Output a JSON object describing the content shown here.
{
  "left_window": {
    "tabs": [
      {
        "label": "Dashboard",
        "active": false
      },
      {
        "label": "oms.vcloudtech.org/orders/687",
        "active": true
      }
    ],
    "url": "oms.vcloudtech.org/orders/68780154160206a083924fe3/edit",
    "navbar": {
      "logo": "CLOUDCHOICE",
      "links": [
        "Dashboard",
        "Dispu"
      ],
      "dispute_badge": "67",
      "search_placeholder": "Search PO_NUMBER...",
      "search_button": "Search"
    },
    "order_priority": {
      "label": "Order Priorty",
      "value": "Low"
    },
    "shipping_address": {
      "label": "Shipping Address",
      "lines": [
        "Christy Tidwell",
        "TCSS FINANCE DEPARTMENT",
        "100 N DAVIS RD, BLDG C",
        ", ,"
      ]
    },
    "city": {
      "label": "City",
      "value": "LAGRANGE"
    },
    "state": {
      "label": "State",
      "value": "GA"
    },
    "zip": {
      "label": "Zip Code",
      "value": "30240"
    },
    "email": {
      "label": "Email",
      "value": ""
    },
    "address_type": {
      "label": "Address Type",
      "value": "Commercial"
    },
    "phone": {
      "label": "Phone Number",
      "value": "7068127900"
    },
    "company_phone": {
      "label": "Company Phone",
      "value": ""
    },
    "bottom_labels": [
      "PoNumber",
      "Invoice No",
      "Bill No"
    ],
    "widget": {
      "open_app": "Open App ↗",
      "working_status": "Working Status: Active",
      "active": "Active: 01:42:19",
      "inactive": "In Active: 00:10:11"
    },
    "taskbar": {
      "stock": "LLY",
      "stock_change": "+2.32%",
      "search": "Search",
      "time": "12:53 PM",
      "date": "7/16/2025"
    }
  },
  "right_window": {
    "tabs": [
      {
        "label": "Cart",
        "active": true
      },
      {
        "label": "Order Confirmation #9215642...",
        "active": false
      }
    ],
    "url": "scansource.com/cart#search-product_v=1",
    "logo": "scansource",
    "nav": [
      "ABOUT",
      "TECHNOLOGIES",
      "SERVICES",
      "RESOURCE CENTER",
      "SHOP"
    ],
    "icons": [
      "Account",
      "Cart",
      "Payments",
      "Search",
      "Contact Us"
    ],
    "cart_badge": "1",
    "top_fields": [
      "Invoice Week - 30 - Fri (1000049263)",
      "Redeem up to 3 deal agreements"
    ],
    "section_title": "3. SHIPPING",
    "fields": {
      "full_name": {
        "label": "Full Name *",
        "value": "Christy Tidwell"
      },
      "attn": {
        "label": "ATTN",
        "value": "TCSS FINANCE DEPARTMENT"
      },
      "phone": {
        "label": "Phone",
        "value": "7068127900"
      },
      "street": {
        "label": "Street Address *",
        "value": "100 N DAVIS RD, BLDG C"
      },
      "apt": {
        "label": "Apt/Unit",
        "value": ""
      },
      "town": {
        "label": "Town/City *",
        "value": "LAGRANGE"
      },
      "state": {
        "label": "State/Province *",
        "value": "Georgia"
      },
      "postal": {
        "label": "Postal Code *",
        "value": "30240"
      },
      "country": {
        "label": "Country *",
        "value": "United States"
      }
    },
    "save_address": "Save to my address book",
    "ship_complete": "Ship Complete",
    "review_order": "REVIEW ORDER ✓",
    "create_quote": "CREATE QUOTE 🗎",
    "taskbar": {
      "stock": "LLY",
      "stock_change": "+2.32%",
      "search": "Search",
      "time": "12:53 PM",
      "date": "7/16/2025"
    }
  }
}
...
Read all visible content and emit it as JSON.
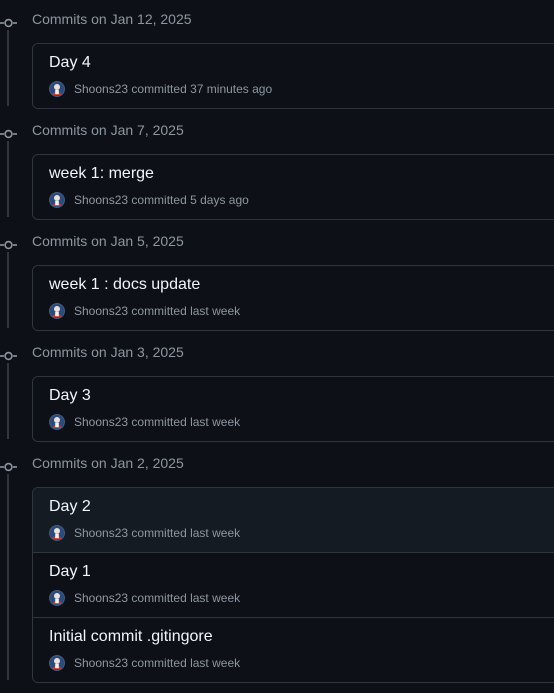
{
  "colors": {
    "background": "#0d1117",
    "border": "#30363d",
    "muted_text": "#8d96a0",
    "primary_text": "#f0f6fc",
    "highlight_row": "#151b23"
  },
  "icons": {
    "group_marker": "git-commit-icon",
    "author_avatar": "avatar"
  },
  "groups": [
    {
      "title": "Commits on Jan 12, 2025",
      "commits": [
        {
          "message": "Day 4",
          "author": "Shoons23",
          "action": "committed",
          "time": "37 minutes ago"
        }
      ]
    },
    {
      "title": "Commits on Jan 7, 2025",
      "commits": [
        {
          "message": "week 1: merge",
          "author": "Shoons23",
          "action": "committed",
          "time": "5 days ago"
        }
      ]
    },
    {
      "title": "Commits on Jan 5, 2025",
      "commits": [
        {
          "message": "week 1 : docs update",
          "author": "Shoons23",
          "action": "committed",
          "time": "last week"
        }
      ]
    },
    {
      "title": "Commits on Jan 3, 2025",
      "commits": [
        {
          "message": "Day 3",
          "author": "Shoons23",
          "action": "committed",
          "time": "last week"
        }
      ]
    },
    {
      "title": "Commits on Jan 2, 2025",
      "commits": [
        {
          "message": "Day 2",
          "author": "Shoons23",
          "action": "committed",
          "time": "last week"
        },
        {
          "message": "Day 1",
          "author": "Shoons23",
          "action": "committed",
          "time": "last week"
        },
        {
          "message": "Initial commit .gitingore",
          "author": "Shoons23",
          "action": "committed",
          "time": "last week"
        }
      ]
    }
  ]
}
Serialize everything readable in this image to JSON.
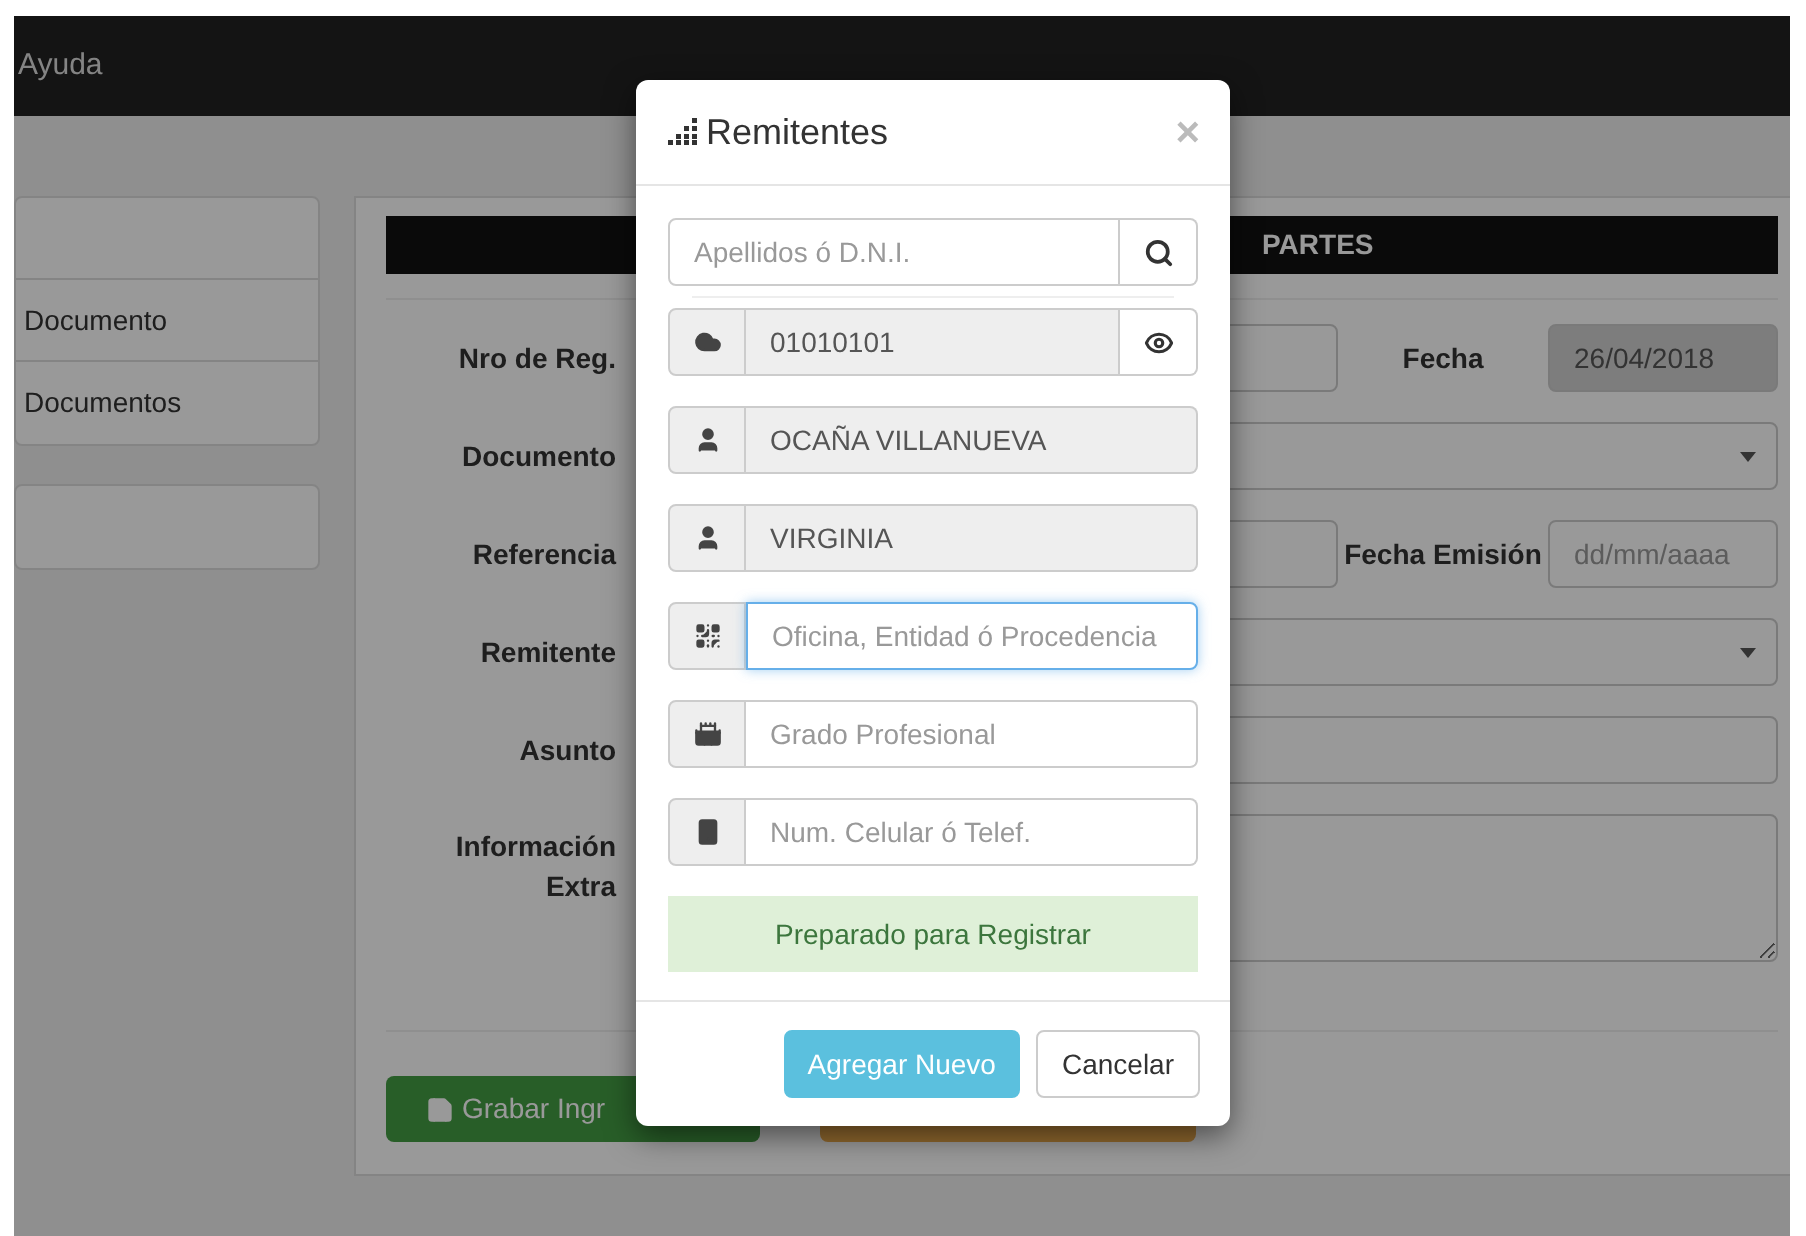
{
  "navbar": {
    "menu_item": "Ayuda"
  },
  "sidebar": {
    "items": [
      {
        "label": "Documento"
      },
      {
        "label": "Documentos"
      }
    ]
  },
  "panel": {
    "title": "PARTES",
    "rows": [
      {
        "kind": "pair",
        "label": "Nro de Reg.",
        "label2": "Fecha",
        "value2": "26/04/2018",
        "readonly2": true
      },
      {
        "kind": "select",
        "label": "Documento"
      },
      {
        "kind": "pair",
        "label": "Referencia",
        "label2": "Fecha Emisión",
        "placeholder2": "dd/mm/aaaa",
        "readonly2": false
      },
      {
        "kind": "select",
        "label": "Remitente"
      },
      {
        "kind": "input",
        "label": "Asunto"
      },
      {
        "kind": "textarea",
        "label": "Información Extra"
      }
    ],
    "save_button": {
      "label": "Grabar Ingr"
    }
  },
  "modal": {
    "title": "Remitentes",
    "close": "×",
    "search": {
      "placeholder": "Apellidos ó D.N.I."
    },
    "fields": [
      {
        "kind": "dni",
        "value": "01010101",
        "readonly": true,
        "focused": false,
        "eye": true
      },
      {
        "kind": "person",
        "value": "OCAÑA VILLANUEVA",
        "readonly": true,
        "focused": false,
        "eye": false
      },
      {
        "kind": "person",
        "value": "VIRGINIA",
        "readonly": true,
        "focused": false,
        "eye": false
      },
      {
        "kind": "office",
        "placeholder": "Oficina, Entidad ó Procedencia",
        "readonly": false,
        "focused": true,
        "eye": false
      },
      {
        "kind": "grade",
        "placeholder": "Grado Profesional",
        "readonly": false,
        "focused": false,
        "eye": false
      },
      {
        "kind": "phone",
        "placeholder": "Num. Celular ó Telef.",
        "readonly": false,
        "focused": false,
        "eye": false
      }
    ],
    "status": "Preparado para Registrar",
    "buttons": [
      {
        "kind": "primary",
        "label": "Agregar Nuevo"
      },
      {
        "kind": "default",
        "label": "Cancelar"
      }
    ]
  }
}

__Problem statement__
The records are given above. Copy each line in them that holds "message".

__Answer for the task__
          "message": "Day 4",
          "message": "week 1: merge",
          "message": "week 1 : docs update",
          "message": "Day 3",
          "message": "Day 2",
          "message": "Day 1",
          "message": "Initial commit .gitingore",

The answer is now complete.